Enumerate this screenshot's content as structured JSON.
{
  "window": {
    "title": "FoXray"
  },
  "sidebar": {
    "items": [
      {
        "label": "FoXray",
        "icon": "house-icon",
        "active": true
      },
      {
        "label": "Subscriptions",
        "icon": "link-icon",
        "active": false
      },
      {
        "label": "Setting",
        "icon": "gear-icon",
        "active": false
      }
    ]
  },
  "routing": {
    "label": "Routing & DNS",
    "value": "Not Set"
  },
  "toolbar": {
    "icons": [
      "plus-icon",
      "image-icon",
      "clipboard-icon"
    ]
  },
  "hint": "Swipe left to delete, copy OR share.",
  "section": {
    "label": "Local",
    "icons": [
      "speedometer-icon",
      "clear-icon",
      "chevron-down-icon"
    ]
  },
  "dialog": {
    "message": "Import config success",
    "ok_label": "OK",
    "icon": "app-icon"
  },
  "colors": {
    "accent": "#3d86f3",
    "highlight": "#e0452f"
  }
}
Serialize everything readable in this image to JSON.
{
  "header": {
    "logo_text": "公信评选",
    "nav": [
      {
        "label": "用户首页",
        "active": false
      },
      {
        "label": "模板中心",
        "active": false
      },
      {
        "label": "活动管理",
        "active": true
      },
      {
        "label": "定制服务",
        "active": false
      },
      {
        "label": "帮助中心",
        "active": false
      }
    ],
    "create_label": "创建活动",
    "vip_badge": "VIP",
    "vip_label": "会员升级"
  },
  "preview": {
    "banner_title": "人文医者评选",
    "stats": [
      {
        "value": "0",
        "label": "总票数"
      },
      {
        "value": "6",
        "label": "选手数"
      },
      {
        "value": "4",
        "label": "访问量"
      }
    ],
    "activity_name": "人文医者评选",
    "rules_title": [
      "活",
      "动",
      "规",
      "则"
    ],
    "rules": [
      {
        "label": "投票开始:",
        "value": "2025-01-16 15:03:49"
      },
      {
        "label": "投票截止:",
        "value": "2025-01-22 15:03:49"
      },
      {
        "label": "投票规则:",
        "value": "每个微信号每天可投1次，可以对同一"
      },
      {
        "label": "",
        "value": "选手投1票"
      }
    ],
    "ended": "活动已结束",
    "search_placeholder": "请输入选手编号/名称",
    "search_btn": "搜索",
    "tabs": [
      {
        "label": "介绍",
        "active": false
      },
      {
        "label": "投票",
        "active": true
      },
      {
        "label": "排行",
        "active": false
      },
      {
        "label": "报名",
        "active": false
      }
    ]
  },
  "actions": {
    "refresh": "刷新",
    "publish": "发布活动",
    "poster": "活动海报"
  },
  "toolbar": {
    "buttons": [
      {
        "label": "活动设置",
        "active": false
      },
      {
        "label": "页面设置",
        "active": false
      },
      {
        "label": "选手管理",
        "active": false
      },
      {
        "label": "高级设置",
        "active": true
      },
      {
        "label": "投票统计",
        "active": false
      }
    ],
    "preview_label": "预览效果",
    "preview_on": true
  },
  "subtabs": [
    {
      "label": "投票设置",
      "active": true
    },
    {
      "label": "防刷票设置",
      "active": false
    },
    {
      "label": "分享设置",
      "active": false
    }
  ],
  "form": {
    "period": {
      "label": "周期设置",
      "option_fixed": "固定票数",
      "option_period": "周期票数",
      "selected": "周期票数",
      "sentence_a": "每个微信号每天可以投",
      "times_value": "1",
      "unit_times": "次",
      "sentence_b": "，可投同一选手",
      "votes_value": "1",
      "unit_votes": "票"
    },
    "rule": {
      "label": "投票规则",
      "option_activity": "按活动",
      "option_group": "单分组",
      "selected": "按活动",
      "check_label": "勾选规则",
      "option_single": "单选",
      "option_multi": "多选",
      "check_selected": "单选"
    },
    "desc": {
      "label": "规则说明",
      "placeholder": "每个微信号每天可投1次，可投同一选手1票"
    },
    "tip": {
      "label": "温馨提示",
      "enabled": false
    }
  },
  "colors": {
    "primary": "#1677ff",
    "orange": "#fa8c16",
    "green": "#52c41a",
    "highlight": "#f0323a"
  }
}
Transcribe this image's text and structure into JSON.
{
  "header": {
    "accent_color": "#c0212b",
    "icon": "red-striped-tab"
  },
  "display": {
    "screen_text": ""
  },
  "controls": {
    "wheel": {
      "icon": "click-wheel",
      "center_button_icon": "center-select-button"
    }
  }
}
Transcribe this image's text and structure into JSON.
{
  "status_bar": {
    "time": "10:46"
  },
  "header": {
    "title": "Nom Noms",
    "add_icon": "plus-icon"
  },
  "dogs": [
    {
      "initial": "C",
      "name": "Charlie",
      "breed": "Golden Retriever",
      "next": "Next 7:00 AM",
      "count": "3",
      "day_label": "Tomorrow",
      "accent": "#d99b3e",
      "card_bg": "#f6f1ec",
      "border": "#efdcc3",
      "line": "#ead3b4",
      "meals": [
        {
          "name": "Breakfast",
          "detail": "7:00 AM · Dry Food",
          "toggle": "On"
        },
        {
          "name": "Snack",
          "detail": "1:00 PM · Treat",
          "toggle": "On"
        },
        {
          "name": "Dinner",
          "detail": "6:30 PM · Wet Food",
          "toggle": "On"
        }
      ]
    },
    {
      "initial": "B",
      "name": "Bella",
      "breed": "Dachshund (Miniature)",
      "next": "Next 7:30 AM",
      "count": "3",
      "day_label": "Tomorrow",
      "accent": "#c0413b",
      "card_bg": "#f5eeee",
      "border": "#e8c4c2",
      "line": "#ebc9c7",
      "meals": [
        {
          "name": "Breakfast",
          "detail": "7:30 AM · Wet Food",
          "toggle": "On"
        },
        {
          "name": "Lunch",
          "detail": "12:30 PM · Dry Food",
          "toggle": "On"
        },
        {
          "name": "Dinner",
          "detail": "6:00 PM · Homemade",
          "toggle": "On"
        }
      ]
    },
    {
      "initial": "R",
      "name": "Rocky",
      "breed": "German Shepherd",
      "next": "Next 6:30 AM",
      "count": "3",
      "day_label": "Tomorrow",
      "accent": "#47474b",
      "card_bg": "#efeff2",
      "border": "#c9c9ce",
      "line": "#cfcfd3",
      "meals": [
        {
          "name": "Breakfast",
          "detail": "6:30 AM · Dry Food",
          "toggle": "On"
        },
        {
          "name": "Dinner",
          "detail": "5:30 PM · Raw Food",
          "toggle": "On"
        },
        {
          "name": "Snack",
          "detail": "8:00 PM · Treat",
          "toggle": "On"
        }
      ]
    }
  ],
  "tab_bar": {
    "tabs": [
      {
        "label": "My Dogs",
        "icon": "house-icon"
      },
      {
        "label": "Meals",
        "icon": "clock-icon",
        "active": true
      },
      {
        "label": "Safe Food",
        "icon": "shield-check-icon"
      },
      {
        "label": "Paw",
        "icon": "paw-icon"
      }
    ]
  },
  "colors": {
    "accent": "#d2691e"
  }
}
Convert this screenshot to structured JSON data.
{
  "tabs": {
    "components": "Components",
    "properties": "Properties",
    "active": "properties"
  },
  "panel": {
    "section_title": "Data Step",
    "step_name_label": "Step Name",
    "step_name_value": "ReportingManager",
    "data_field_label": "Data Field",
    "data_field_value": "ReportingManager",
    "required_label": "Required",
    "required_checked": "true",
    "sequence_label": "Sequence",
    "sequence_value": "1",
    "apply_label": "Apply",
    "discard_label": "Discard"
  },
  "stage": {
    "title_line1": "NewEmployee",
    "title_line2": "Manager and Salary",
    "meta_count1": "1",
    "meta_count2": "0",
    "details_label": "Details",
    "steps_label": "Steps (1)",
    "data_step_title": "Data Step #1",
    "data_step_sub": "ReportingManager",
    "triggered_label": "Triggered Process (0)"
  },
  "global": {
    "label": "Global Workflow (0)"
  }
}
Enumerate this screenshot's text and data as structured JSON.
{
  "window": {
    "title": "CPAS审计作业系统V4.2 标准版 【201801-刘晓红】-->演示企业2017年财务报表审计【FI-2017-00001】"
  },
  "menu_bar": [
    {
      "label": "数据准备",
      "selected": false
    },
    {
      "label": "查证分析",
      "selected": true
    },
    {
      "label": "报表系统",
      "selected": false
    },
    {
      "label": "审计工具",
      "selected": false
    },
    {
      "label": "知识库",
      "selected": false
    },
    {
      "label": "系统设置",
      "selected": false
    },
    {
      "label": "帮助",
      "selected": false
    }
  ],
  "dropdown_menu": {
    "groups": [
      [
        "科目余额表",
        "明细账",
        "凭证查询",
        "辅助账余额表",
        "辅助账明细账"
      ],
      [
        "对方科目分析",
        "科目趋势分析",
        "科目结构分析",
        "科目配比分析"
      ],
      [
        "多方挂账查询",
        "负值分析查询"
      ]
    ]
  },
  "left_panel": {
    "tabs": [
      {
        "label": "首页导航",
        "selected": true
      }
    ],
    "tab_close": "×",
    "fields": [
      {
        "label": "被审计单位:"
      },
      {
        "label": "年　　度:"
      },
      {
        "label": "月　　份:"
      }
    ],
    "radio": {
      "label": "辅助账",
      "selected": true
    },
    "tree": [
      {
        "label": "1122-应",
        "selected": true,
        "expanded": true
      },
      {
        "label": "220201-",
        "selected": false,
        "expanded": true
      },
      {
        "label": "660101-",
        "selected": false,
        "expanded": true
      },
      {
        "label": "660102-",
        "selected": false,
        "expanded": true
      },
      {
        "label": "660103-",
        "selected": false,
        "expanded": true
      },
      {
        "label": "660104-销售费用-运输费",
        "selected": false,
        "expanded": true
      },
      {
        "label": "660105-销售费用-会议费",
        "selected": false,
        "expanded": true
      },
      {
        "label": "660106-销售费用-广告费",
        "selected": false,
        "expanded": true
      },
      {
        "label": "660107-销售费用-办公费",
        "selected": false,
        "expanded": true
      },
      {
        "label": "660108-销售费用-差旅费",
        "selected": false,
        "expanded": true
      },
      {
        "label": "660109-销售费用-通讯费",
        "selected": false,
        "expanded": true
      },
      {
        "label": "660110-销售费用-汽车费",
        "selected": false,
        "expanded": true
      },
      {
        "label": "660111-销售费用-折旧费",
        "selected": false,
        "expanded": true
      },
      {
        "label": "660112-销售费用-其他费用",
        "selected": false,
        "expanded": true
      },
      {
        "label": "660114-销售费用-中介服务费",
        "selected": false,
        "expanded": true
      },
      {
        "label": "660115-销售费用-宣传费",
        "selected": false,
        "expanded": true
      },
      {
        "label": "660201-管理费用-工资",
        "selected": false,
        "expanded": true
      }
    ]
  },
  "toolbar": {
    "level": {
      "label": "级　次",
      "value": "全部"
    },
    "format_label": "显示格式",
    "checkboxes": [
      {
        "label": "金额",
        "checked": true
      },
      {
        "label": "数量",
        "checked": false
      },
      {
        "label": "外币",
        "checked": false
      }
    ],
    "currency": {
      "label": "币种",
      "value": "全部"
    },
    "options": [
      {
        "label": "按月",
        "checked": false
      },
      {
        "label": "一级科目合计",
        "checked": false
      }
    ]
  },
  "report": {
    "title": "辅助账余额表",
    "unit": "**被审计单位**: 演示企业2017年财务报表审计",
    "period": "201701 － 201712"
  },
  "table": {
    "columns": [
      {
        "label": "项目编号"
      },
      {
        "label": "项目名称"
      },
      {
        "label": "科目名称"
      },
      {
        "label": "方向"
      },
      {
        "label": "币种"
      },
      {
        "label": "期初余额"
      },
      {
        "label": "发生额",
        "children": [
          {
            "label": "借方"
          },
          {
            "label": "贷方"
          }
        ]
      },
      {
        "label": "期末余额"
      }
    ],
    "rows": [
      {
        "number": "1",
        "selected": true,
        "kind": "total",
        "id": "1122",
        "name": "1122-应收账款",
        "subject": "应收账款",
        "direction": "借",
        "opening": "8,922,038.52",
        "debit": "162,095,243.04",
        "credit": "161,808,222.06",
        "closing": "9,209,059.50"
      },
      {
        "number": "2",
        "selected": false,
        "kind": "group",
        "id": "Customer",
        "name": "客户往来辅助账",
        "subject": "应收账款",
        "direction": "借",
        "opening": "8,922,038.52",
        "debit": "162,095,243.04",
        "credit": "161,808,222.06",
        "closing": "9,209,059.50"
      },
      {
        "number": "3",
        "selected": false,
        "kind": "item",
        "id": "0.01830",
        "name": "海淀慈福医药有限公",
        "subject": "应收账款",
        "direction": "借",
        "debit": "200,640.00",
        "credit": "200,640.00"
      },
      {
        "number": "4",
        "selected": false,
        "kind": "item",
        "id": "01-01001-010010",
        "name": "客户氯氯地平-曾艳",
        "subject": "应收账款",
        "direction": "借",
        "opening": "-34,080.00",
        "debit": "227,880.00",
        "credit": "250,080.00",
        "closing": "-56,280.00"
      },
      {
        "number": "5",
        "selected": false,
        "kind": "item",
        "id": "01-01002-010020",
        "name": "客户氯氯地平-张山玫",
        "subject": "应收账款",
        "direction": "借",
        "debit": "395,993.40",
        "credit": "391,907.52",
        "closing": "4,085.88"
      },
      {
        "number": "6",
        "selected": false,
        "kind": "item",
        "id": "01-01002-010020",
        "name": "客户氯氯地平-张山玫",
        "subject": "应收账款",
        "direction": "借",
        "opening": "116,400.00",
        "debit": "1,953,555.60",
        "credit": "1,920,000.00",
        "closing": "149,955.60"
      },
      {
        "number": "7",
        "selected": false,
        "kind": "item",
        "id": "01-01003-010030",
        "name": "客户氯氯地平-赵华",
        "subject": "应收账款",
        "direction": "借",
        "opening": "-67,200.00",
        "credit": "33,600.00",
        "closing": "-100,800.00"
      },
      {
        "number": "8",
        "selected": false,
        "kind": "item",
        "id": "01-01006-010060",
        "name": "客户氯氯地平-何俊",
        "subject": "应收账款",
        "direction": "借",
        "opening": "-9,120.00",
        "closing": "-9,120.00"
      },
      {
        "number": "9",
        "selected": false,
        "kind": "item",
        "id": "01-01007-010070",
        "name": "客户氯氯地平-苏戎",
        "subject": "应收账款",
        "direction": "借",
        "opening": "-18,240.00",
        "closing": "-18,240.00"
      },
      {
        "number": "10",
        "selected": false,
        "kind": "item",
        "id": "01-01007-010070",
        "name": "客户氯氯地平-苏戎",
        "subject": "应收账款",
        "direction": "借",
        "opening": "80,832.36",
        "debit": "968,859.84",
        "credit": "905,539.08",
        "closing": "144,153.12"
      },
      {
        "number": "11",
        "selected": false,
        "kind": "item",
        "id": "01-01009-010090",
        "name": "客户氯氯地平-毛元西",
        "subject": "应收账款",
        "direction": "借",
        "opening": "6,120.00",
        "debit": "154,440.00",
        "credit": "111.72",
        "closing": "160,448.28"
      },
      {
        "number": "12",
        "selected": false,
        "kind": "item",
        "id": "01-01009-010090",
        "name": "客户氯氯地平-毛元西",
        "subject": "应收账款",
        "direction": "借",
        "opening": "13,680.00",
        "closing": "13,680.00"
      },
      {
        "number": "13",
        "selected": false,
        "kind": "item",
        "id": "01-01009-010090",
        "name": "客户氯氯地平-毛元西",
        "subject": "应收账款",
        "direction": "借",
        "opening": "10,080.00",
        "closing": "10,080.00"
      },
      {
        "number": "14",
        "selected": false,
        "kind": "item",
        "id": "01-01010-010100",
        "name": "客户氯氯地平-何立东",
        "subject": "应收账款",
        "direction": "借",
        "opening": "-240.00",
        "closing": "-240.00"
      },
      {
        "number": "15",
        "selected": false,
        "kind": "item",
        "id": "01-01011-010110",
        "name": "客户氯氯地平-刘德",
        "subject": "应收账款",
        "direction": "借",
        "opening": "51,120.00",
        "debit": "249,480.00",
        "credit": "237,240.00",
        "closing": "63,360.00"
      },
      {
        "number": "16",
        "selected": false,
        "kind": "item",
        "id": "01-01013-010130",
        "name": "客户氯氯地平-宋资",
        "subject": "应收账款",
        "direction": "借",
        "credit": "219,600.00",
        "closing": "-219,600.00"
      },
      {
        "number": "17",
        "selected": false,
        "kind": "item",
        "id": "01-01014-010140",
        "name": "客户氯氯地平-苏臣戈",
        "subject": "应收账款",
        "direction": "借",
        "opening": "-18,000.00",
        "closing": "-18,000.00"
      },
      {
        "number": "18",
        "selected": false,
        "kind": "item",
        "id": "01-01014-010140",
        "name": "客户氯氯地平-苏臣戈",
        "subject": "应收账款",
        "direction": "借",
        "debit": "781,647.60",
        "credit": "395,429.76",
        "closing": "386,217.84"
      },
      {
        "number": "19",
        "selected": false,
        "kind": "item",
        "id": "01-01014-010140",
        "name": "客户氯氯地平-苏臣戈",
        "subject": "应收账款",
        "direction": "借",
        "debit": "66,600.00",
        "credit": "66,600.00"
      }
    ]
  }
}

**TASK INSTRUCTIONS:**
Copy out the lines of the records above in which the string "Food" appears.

**ANSWER TO THIS PROBLEM:**
          "detail": "7:00 AM · Dry Food",
          "detail": "6:30 PM · Wet Food",
          "detail": "7:30 AM · Wet Food",
          "detail": "12:30 PM · Dry Food",
          "detail": "6:30 AM · Dry Food",
          "detail": "5:30 PM · Raw Food",
        "label": "Safe Food",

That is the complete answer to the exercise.